(DIRECTIONS FOR THIS TASK):
Exclude the pictures, then repeat the remaining data exactly.

(Extracted records):

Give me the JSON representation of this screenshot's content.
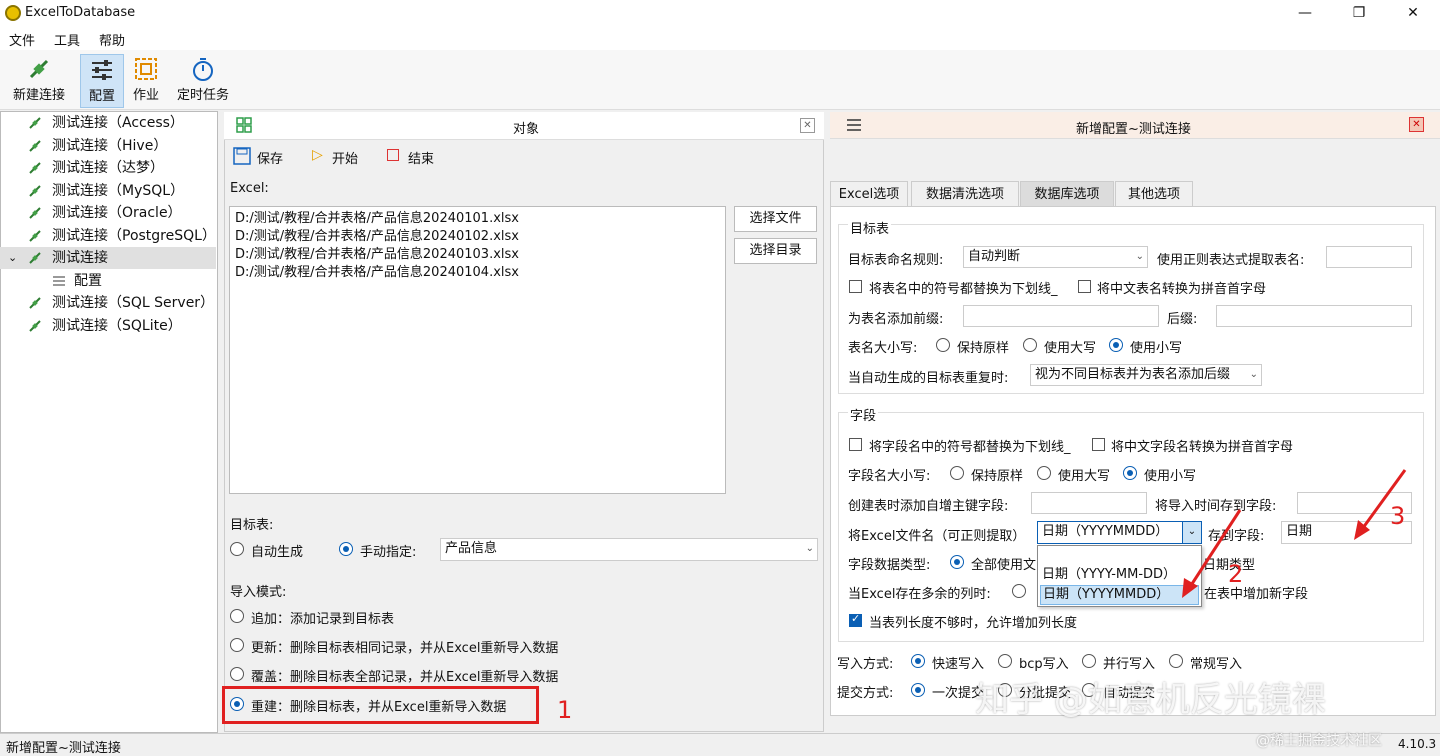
{
  "window": {
    "title": "ExcelToDatabase",
    "minimize": "—",
    "maximize": "❐",
    "close": "✕"
  },
  "menu": [
    "文件",
    "工具",
    "帮助"
  ],
  "toolbar": {
    "new_connection": "新建连接",
    "config": "配置",
    "job": "作业",
    "scheduled": "定时任务"
  },
  "tree": [
    "测试连接（Access）",
    "测试连接（Hive）",
    "测试连接（达梦）",
    "测试连接（MySQL）",
    "测试连接（Oracle）",
    "测试连接（PostgreSQL）",
    "测试连接",
    "配置",
    "测试连接（SQL Server）",
    "测试连接（SQLite）"
  ],
  "object_panel": {
    "title": "对象",
    "save": "保存",
    "start": "开始",
    "end": "结束",
    "excel_label": "Excel:",
    "files": [
      "D:/测试/教程/合并表格/产品信息20240101.xlsx",
      "D:/测试/教程/合并表格/产品信息20240102.xlsx",
      "D:/测试/教程/合并表格/产品信息20240103.xlsx",
      "D:/测试/教程/合并表格/产品信息20240104.xlsx"
    ],
    "select_file": "选择文件",
    "select_dir": "选择目录",
    "target_label": "目标表:",
    "auto_gen": "自动生成",
    "manual": "手动指定:",
    "target_value": "产品信息",
    "mode_label": "导入模式:",
    "modes": [
      "追加：添加记录到目标表",
      "更新：删除目标表相同记录，并从Excel重新导入数据",
      "覆盖：删除目标表全部记录，并从Excel重新导入数据",
      "重建：删除目标表，并从Excel重新导入数据"
    ]
  },
  "config_panel": {
    "title": "新增配置~测试连接",
    "tabs": [
      "Excel选项",
      "数据清洗选项",
      "数据库选项",
      "其他选项"
    ],
    "target_group": "目标表",
    "naming_rule_label": "目标表命名规则:",
    "naming_rule_value": "自动判断",
    "regex_label": "使用正则表达式提取表名:",
    "replace_symbols": "将表名中的符号都替换为下划线_",
    "pinyin_table": "将中文表名转换为拼音首字母",
    "prefix_label": "为表名添加前缀:",
    "suffix_label": "后缀:",
    "case_label": "表名大小写:",
    "keep": "保持原样",
    "upper": "使用大写",
    "lower": "使用小写",
    "dup_label": "当自动生成的目标表重复时:",
    "dup_value": "视为不同目标表并为表名添加后缀",
    "field_group": "字段",
    "replace_field_symbols": "将字段名中的符号都替换为下划线_",
    "pinyin_field": "将中文字段名转换为拼音首字母",
    "field_case_label": "字段名大小写:",
    "autoinc_label": "创建表时添加自增主键字段:",
    "import_time_label": "将导入时间存到字段:",
    "excel_name_label": "将Excel文件名（可正则提取）",
    "excel_name_value": "日期（YYYYMMDD）",
    "store_field_label": "存到字段:",
    "store_field_value": "日期",
    "data_type_label": "字段数据类型:",
    "data_type_value": "全部使用文",
    "date_type_tail": "日期类型",
    "extra_col_label": "当Excel存在多余的列时:",
    "extra_col_tail": "在表中增加新字段",
    "extend_len": "当表列长度不够时，允许增加列长度",
    "dropdown": [
      "日期（YYYY-MM-DD）",
      "日期（YYYYMMDD）"
    ],
    "write_label": "写入方式:",
    "write_opts": [
      "快速写入",
      "bcp写入",
      "并行写入",
      "常规写入"
    ],
    "commit_label": "提交方式:",
    "commit_opts": [
      "一次提交",
      "分批提交",
      "自动提交"
    ]
  },
  "annotations": [
    "1",
    "2",
    "3"
  ],
  "status": {
    "left": "新增配置~测试连接",
    "right": "4.10.3"
  },
  "watermarks": [
    "知乎 @如意机反光镜裸",
    "@稀土掘金技术社区"
  ],
  "colors": {
    "accent": "#0a5fb4",
    "annotation": "#e02020"
  }
}
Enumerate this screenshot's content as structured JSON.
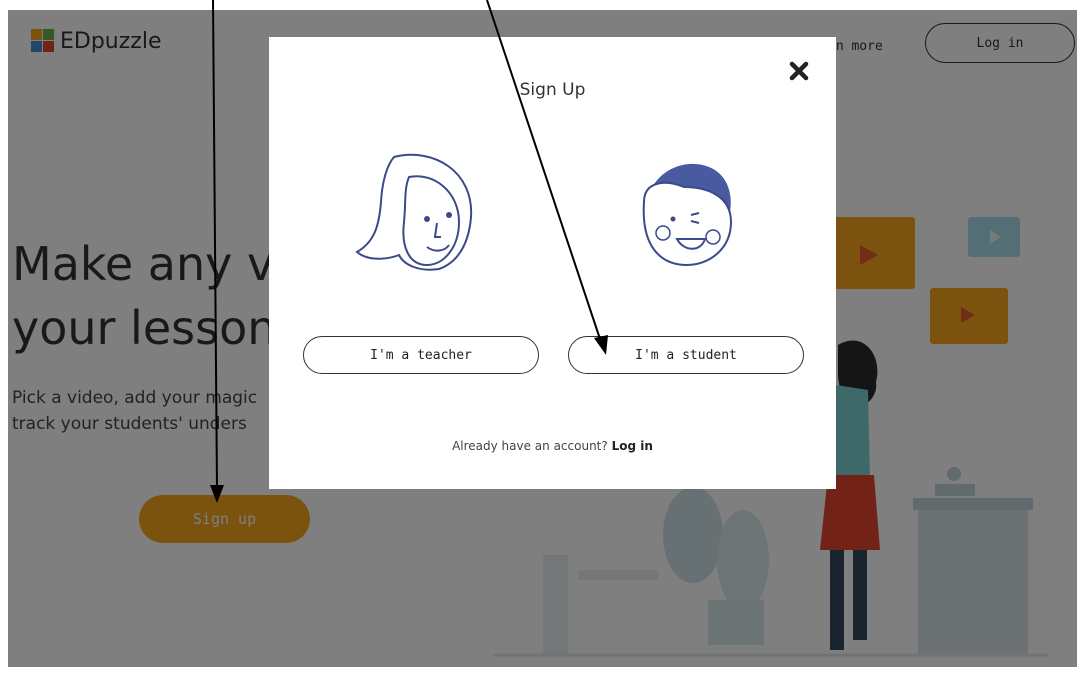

(EXPECTED OUTPUT):
Give me the JSON representation of this screenshot's content.
{
  "window": {
    "title": "ExcelToDatabase",
    "minimize": "—",
    "maximize": "❐",
    "close": "✕"
  },
  "menu": [
    "文件",
    "工具",
    "帮助"
  ],
  "toolbar": {
    "new_connection": "新建连接",
    "config": "配置",
    "job": "作业",
    "scheduled": "定时任务"
  },
  "tree": [
    "测试连接（Access）",
    "测试连接（Hive）",
    "测试连接（达梦）",
    "测试连接（MySQL）",
    "测试连接（Oracle）",
    "测试连接（PostgreSQL）",
    "测试连接",
    "配置",
    "测试连接（SQL Server）",
    "测试连接（SQLite）"
  ],
  "object_panel": {
    "title": "对象",
    "save": "保存",
    "start": "开始",
    "end": "结束",
    "excel_label": "Excel:",
    "files": [
      "D:/测试/教程/合并表格/产品信息20240101.xlsx",
      "D:/测试/教程/合并表格/产品信息20240102.xlsx",
      "D:/测试/教程/合并表格/产品信息20240103.xlsx",
      "D:/测试/教程/合并表格/产品信息20240104.xlsx"
    ],
    "select_file": "选择文件",
    "select_dir": "选择目录",
    "target_label": "目标表:",
    "auto_gen": "自动生成",
    "manual": "手动指定:",
    "target_value": "产品信息",
    "mode_label": "导入模式:",
    "modes": [
      "追加：添加记录到目标表",
      "更新：删除目标表相同记录，并从Excel重新导入数据",
      "覆盖：删除目标表全部记录，并从Excel重新导入数据",
      "重建：删除目标表，并从Excel重新导入数据"
    ]
  },
  "config_panel": {
    "title": "新增配置~测试连接",
    "tabs": [
      "Excel选项",
      "数据清洗选项",
      "数据库选项",
      "其他选项"
    ],
    "target_group": "目标表",
    "naming_rule_label": "目标表命名规则:",
    "naming_rule_value": "自动判断",
    "regex_label": "使用正则表达式提取表名:",
    "replace_symbols": "将表名中的符号都替换为下划线_",
    "pinyin_table": "将中文表名转换为拼音首字母",
    "prefix_label": "为表名添加前缀:",
    "suffix_label": "后缀:",
    "case_label": "表名大小写:",
    "keep": "保持原样",
    "upper": "使用大写",
    "lower": "使用小写",
    "dup_label": "当自动生成的目标表重复时:",
    "dup_value": "视为不同目标表并为表名添加后缀",
    "field_group": "字段",
    "replace_field_symbols": "将字段名中的符号都替换为下划线_",
    "pinyin_field": "将中文字段名转换为拼音首字母",
    "field_case_label": "字段名大小写:",
    "autoinc_label": "创建表时添加自增主键字段:",
    "import_time_label": "将导入时间存到字段:",
    "excel_name_label": "将Excel文件名（可正则提取）",
    "excel_name_value": "日期（YYYYMMDD）",
    "store_field_label": "存到字段:",
    "store_field_value": "日期",
    "data_type_label": "字段数据类型:",
    "data_type_value": "全部使用文",
    "date_type_tail": "日期类型",
    "extra_col_label": "当Excel存在多余的列时:",
    "extra_col_tail": "在表中增加新字段",
    "extend_len": "当表列长度不够时，允许增加列长度",
    "dropdown": [
      "日期（YYYY-MM-DD）",
      "日期（YYYYMMDD）"
    ],
    "write_label": "写入方式:",
    "write_opts": [
      "快速写入",
      "bcp写入",
      "并行写入",
      "常规写入"
    ],
    "commit_label": "提交方式:",
    "commit_opts": [
      "一次提交",
      "分批提交",
      "自动提交"
    ]
  },
  "annotations": [
    "1",
    "2",
    "3"
  ],
  "status": {
    "left": "新增配置~测试连接",
    "right": "4.10.3"
  },
  "watermarks": [
    "知乎 @如意机反光镜裸",
    "@稀土掘金技术社区"
  ],
  "colors": {
    "accent": "#0a5fb4",
    "annotation": "#e02020"
  }
}
Enumerate this screenshot's content as structured JSON.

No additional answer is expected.